### EXERCISE DIRECTIONS
The lines below should be written out again in full, exactly as they are.

--- EXTRACTED RECORDS Enclosed Below ---

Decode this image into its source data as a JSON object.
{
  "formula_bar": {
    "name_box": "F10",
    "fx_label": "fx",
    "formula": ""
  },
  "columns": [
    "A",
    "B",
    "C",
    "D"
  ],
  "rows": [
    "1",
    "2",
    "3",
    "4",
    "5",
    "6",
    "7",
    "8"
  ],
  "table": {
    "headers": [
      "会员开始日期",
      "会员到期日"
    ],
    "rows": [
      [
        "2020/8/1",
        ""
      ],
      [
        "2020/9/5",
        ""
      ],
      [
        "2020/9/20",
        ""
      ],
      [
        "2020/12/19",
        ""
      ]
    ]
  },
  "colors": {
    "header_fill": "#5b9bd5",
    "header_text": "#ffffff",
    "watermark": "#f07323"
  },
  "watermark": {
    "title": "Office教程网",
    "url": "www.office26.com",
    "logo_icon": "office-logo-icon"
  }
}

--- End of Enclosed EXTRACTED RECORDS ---

### RESULT BELOW
Decode this image into its source data as a JSON object.
{
  "formula_bar": {
    "name_box": "F10",
    "fx_label": "fx",
    "formula": ""
  },
  "columns": [
    "A",
    "B",
    "C",
    "D"
  ],
  "rows": [
    "1",
    "2",
    "3",
    "4",
    "5",
    "6",
    "7",
    "8"
  ],
  "table": {
    "headers": [
      "会员开始日期",
      "会员到期日"
    ],
    "rows": [
      [
        "2020/8/1",
        ""
      ],
      [
        "2020/9/5",
        ""
      ],
      [
        "2020/9/20",
        ""
      ],
      [
        "2020/12/19",
        ""
      ]
    ]
  },
  "colors": {
    "header_fill": "#5b9bd5",
    "header_text": "#ffffff",
    "watermark": "#f07323"
  },
  "watermark": {
    "title": "Office教程网",
    "url": "www.office26.com",
    "logo_icon": "office-logo-icon"
  }
}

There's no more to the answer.